The study included analyses of administrative data and surveys of time limit families conducted about 6 and 18 months after their TANF cases closed. In 1995, as part of its welfare reforms, Virginia instituted a 24-month time limit on benefits under the Virginia Initiative for Employment not Welfare (VIEW). This is the third of four planned reports from the study. It presents 18 months of follow-up data on families whose TANF cases closed because of the time limit in early 1998 (cohort 1) and in early 1999 (cohort 2). This report updated findings from the previous report on 18 months of follow-up data for cohort 1 with a larger sample that is more representative of the state. Key findings included: (1) In the 18 months after their cases closed, nearly all time limit parents held jobs, and most had jobs for more than half of the follow-up period. (2) Time limit parents’ average incomes increased 9 percent between the 6- and 18- month interviews. (3) Families decreased their use of non-cash assistance over time (food stamps, Medicaid). (4) At the 18-month interview, 82 percent of time limit parents had health insurance coverage for their children, but just 41 percent had coverage for themselves. (5) Time limit families in both cohorts were long-term welfare recipients.

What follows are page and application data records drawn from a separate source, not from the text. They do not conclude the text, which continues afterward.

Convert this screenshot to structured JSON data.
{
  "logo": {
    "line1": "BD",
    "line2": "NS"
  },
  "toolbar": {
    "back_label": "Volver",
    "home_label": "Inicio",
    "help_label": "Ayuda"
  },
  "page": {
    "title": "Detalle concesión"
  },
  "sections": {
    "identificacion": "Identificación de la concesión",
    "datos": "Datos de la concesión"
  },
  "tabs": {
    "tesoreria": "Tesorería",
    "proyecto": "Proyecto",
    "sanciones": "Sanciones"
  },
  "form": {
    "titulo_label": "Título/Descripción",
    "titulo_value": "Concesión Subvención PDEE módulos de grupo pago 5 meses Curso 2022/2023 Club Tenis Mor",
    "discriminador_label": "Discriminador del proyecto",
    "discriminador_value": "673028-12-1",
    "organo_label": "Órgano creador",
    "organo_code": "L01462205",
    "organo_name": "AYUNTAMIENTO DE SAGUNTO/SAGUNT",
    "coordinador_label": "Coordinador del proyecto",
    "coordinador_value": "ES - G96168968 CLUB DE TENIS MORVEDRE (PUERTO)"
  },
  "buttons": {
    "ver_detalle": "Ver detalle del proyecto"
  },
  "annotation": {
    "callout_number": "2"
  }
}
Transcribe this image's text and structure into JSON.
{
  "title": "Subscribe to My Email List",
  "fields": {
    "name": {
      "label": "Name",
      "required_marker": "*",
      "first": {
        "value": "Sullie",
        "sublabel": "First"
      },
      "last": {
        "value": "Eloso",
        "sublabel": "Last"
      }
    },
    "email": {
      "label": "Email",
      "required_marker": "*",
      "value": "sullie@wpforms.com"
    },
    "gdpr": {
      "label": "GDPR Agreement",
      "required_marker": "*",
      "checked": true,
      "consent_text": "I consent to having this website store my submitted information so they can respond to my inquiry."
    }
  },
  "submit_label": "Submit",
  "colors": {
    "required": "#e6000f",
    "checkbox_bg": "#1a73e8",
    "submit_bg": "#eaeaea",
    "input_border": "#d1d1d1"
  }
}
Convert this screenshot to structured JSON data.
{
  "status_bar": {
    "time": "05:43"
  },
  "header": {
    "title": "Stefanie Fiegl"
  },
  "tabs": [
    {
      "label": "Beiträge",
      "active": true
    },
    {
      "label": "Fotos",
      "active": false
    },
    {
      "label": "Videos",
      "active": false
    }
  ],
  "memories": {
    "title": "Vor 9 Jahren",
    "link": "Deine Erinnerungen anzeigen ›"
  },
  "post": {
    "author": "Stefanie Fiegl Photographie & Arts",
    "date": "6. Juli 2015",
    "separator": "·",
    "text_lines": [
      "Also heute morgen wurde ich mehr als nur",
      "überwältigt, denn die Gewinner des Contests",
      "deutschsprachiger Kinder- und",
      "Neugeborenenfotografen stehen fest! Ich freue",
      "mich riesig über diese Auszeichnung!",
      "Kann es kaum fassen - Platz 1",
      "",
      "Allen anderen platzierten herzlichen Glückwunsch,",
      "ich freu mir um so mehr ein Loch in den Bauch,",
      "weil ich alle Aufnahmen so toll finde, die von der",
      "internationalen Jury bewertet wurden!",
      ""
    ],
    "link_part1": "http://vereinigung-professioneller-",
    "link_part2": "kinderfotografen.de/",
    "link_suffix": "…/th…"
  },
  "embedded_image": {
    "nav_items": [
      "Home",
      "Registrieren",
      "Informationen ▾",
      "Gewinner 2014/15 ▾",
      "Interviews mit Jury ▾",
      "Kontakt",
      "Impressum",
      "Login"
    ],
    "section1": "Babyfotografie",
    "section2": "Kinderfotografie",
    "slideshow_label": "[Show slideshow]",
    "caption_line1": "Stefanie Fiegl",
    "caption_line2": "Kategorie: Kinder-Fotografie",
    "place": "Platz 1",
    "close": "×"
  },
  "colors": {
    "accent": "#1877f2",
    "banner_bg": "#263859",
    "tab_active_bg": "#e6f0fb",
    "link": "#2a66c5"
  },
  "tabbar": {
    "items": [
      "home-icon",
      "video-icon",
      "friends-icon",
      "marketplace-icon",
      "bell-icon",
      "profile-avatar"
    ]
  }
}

FEDERAL CONTACT: Karl Koerper 202-401-4535 PIC ID: 7901
PERFORMER: Mathematica Policy Research, Inc., Plainsboro, NJ